[from the back cover of the 1991 Sun & Moon book]

Charles Bernstein is, simply put, one of the most influential and widely read poets of our age. One of the true masters of irony in poetry, Bernstein manages to also infuse each poem with an affirmative vision which verges on the utopian.

Bernstein is a poet of language, in the fullest sense of that word, a poet who "want[s] no paradise, only to be / drenched in downpour of words ..." In Rough Trades, language is taken in every direction possible, from the straght lines of jokes filled with pregnant pauses (George Burns) to the paratactic lines of a Hennie Youngman, and from the lines of Maoist thought to the lines of ladies's dresses which his father pushed — not downstairs in the stree but upstairs in a factory as the head of a dressmaking company. These lines of language, of thinking, intersect, dissect, converge, and emerge again as new ideas and emotions, hit and bounce and point and disappear over the horizon, only to reappear from the periphery.

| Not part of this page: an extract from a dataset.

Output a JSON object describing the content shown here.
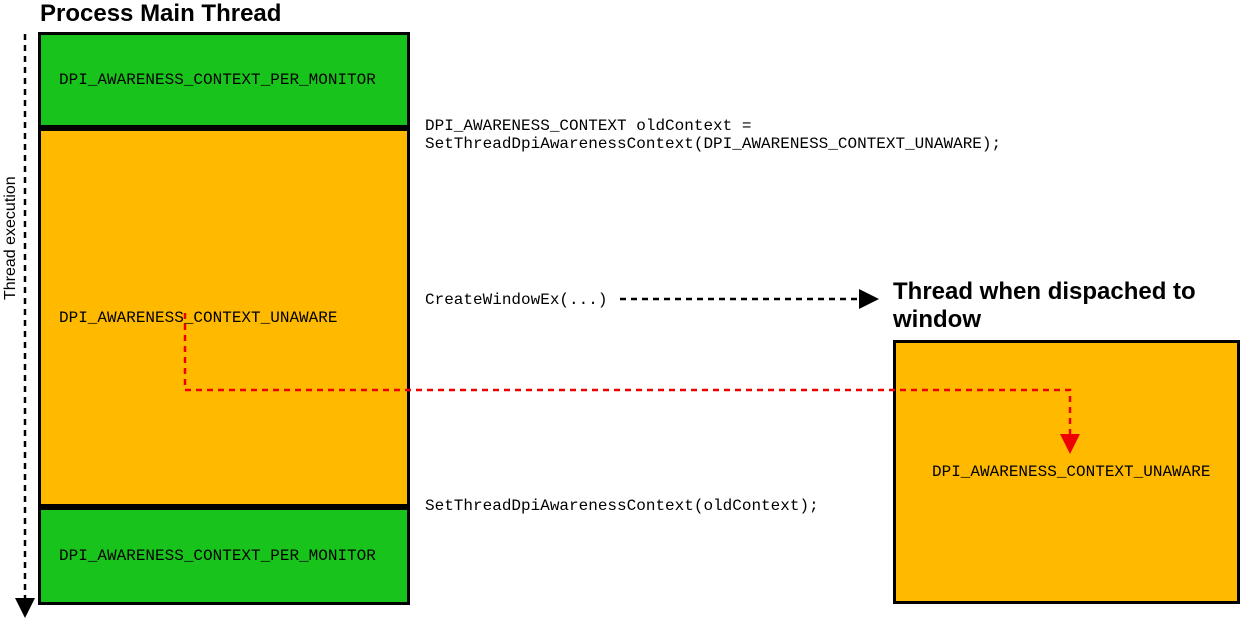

      [from the backmatter of 1991 Sun & Moon book]


           Born in 1950 in New York City, Charles Bernstein received
      an undergraduate education at Harvard University. After
      graduating, he lived in Vancouver, British Columbia and Santa
      Barbara, where he worked as a technical editor, before returning
      to New York City. In 1977 he married painter Susan Bee, his
      editorial and artistic collaborator.
           His first book publication, Parsing, appeared in 1976.  In 1978
      he began editing, with Bruce Andrews, the influential crticial
      journal, L=A=N=G=U=A=G=E. The title of this journal
      quickly becamse a descriptive term to characterize a wide range
      of American poets whose work, discussed in the journal, focuses
      on language itself—how language means, how it is structured,
      how it sounds, and how it looks on the page. Not all of these
      poets share the same aesthetic, but the term, “Language”
      poets—for better or worse—stuck and came to be recognized as
      a major force in American poetics from the 1970s to the present.
           The same year, Sun & Moon Press, in its first book
      publication, published Bernstein’s Shade, a work that came to
      characterize his early writing, made of basically short lines that
      each recontextualize and transform the meaning of the previous
      and the next. The poetry that results is a work of jumps, leaps,
      fissures, breaks, and other disjunctive devices that also function
      together to create a meaningful, and often lyrical, whole.
           Two short works, Poetic Justice and Senses of Responsibility,
      appeared in 1979, and Bernstein’s first collection, Controlling
, was published the following year in 1980. This book
      received international critical acclaim and established Bernstein’s       
poetic reputation, which was further solidified with the
      publication of Islets/Irritations in 1983 and with a substantial book
      of essays in 1985, Content’s Dream.
           The Sophist, published in 1987, further extended Bernstein’s
      range, making even more apparent his comic genius and his
      fascination with pairing radically different syntactical patterns of
      language with the same poem and volume.
           Artifice of Absorption (1987) gave further evidence of
      Bernstein’s critical persepicaciousness. His other books include
(1981), The Occurrence of Time (1981, a collaboration with
      Susan Bee), Stigma (1981), Resistance (1983), and the Nude
      Formalism (1989, again in collaboration with Susan Bee).
      Bernstein has also translated and edited several periodical
      anthologies of contemporary poets.
           In 1990 Bernstein was appointed to the David Gray Chair at
       the State University of New York, Buffalo.